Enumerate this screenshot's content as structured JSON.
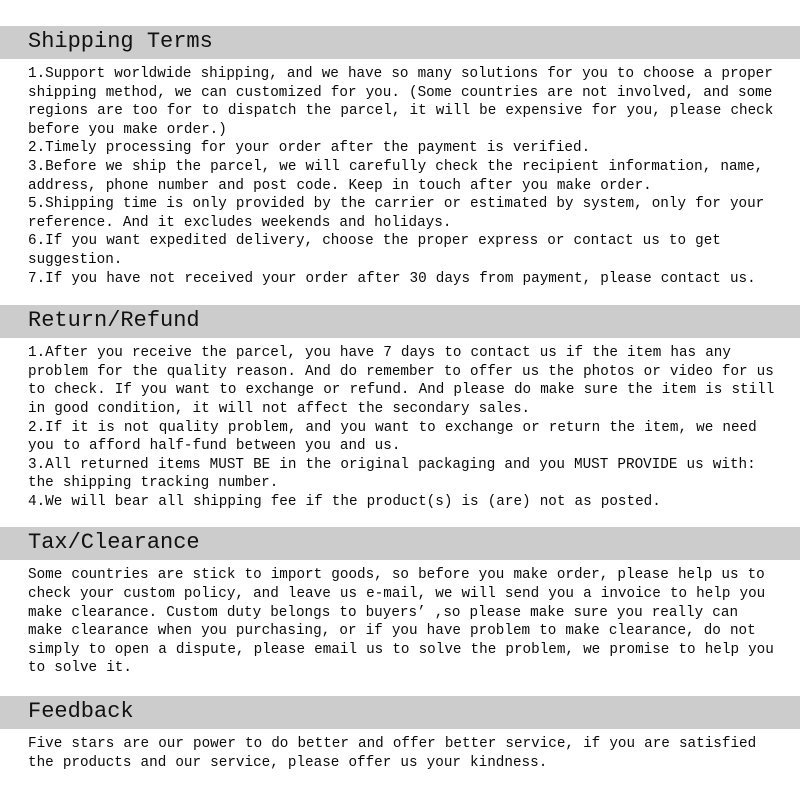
{
  "document": {
    "title": "Shipping, Return, Tax and Feedback Policy",
    "accent_band_color": "#cccccc",
    "text_color": "#000000",
    "background_color": "#ffffff"
  },
  "sections": [
    {
      "id": "shipping-terms",
      "heading": "Shipping Terms",
      "body": "1.Support worldwide shipping, and we have so many solutions for you to choose a proper shipping method, we can customized for you. (Some countries are not involved, and some regions are too for to dispatch the parcel, it will be expensive for you, please check before you make order.)\n2.Timely processing for your order after the payment is verified.\n3.Before we ship the parcel, we will carefully check the recipient information, name, address, phone number and post code. Keep in touch after you make order.\n5.Shipping time is only provided by the carrier or estimated by system, only for your reference. And it excludes weekends and holidays.\n6.If you want expedited delivery, choose the proper express or contact us to get suggestion.\n7.If you have not received your order after 30 days from payment, please contact us."
    },
    {
      "id": "return-refund",
      "heading": "Return/Refund",
      "body": "1.After you receive the parcel, you have 7 days to contact us if the item has any problem for the quality reason. And do remember to offer us the photos or video for us to check. If you want to exchange or refund. And please do make sure the item is still in good condition, it will not affect the secondary sales.\n2.If it is not quality problem, and you want to exchange or return the item, we need you to afford half-fund between you and us.\n3.All returned items MUST BE in the original packaging and you MUST PROVIDE us with: the shipping tracking number.\n4.We will bear all shipping fee if the product(s) is (are) not as posted."
    },
    {
      "id": "tax-clearance",
      "heading": "Tax/Clearance",
      "body": "Some countries are stick to import goods, so before you make order, please help us to check your custom policy, and leave us e-mail, we will send you a invoice to help you make clearance. Custom duty belongs to buyers’ ,so please make sure you really can make clearance when you purchasing, or if you have problem to make clearance, do not simply to open a dispute, please email us to solve the problem, we promise to help you to solve it."
    },
    {
      "id": "feedback",
      "heading": "Feedback",
      "body": "Five stars are our power to do better and offer better service, if you are satisfied the products and our service, please offer us your kindness."
    }
  ]
}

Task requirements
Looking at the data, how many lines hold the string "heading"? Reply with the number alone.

Task solution
4